This floored and humbled me, and it made me aware of a massive problem that, prior to my CES Letter reply, I had largely ignored, if I was even aware of it at all.
My goal in writing my reply was to help people hold on to their faith. Sometimes, I’ve been successful. Other times, not so much. So what happens when I’m not? How do we treat our friends, our family, our spouses who experience a faith crisis and come out of it with a very different perspective from the one they had before? If my wife were to tell me she is now an atheist, how would I respond?
From what I can see, in far too many instances, believers tend to respond in the worst possible way – with unkindness, with rejection, with rage and anger and isolation. Children are essentially disowned. Marriages end in bitter divorce. A Church built on a foundation of eternal families needs to find a way to heal the sharp divisions in the families here and now that include believers and non-believers alike. Right now, we don’t even seem to be looking for ways to cross the chasm. Instead, both sides head off in opposite directions and surround themselves with people who agree with them.
And really, why wouldn’t they? Why shouldn’t a non-believer look to find fellowship with like-minded people who aren’t telling them they’re evil demon hellspawn? And what kind of believer would be foolish enough to wade into the waters of exMormon Reddit? You know, other than me? (Yes, I’ve done that and rather enjoyed it, but, again, Jim Bennett Mormonism® is not for everyone.)
As I’ve reached out and tried to find my way to connect to people like Jeremy and John Dehlin, I’ve discovered that not only do we not have the tools to bridge the widening divide, we aren’t even looking for them. Furthermore, there is a growing faction within the Church that wants a smaller, “purer” Church where “Chapel Correlated Mormonism” becomes the only lived reality, albeit combined with a rancid mixture of bigotry, misogyny, and violence. The nastiest messages I receive now do not come from people who have left the Church; they come from DezNat, a Twitter faction that doubles down on the very worst aspects of Latter-day Saint culture. If Jeremy Runnells, John Dehlin, and DezNat were all in a police lineup where I was being forced to choose which one is a likely agent of Satan, neither Jeremy nor John would be my first or second choice.
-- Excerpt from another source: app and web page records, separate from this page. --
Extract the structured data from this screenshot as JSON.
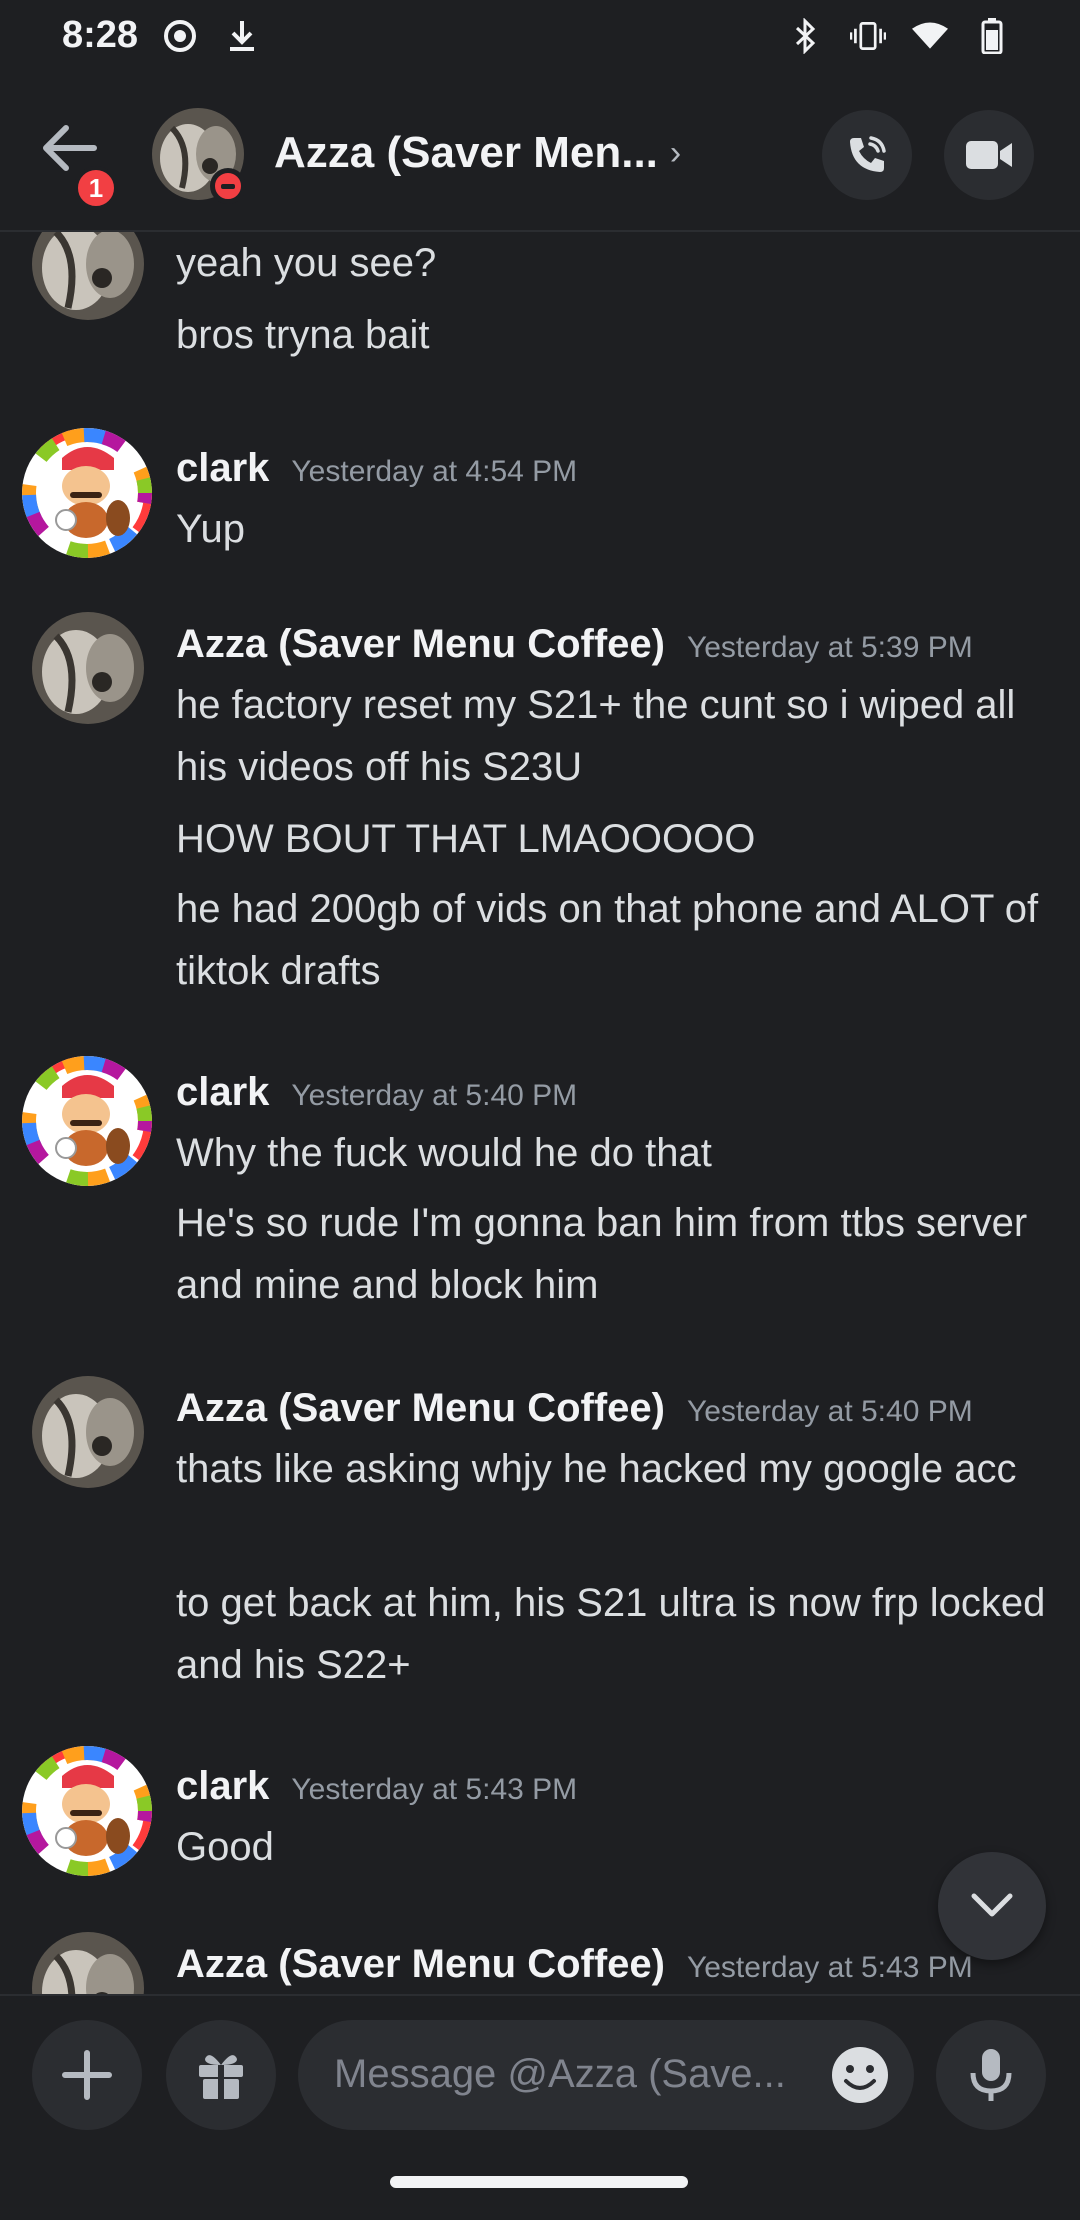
{
  "status_bar": {
    "time": "8:28",
    "icons_left": [
      "record-icon",
      "download-icon"
    ],
    "icons_right": [
      "bluetooth-icon",
      "vibrate-icon",
      "wifi-icon",
      "battery-icon"
    ]
  },
  "header": {
    "back_badge": "1",
    "title": "Azza (Saver Men...",
    "chevron": "›",
    "status": "do-not-disturb",
    "actions": [
      "voice-call",
      "video-call"
    ]
  },
  "messages": [
    {
      "partial": true,
      "author": "",
      "timestamp": "",
      "lines": [
        "yeah you see?",
        "bros tryna bait"
      ]
    },
    {
      "author": "clark",
      "timestamp": "Yesterday at 4:54 PM",
      "lines": [
        "Yup"
      ]
    },
    {
      "author": "Azza (Saver Menu Coffee)",
      "timestamp": "Yesterday at 5:39 PM",
      "lines": [
        "he factory reset my S21+ the cunt so i wiped all his videos off his S23U",
        "HOW BOUT THAT LMAOOOOO",
        "he had 200gb of vids on that phone and ALOT of tiktok drafts"
      ]
    },
    {
      "author": "clark",
      "timestamp": "Yesterday at 5:40 PM",
      "lines": [
        "Why the fuck would he do that",
        "He's so rude I'm gonna ban him from ttbs server and mine and block him"
      ]
    },
    {
      "author": "Azza (Saver Menu Coffee)",
      "timestamp": "Yesterday at 5:40 PM",
      "lines": [
        "thats like asking whjy he hacked my google acc",
        "to get back at him, his S21 ultra is now frp locked and his S22+"
      ]
    },
    {
      "author": "clark",
      "timestamp": "Yesterday at 5:43 PM",
      "lines": [
        "Good"
      ]
    },
    {
      "author": "Azza (Saver Menu Coffee)",
      "timestamp": "Yesterday at 5:43 PM",
      "lines": []
    }
  ],
  "composer": {
    "placeholder": "Message @Azza (Save..."
  },
  "colors": {
    "background": "#1e1f22",
    "surface": "#2b2d31",
    "text": "#dbdee1",
    "muted": "#949ba4",
    "badge_red": "#f23f43"
  }
}
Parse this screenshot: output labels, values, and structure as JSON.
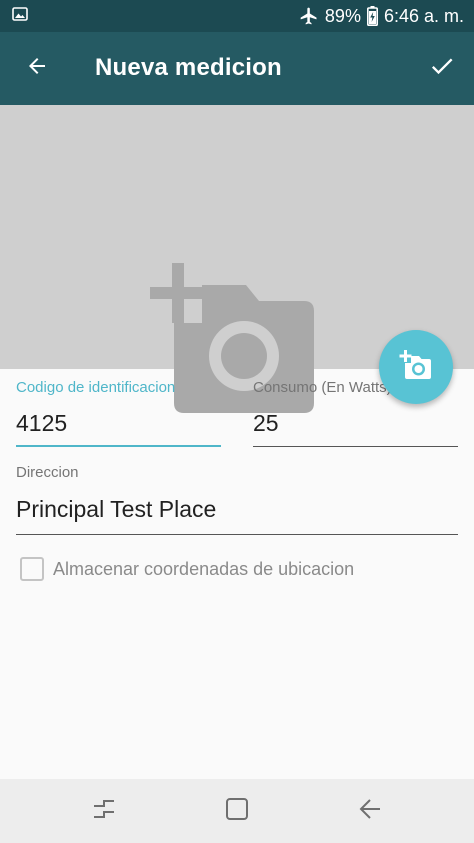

Jeremy Runnells, then, has introduced me to an entirely new conversation. It’s a conversation between those in the Church and those who have left it, or are on the way out. It’s a conversation that is even now quietly taking place in thousands of mixed-faith marriages struggling to survive. It’s the legions of tear-filled conversations between an early-return missionary and their furiously disappointed parents. It’s the terror preceding the conversation between a gay teenager planning to tell his bishop father that he isn’t going to go on a mission. And it’s the heartbreaking conversation that adult children have with their elderly parents when they tell them they simply aren’t going to Church anymore.
There are good people in this Church, and there are times when conversations like these go well. But there are far, far, far too many times where they do not.
These are the kinds of conversations that Jeremy has introduced me to, and they are the kinds of conversations that interest me now. So as Jeremy’s Jim Bennett Mormonism® debunking project revisits the various rabbit holes of View of the Hebrews and Egyptian funeral papyri et al, you are welcome to join him. For my part, I want to move forward in the conversation to which Jeremy has introduced me, and for which I owe him a great deal. I hope he will continue to be a part of it.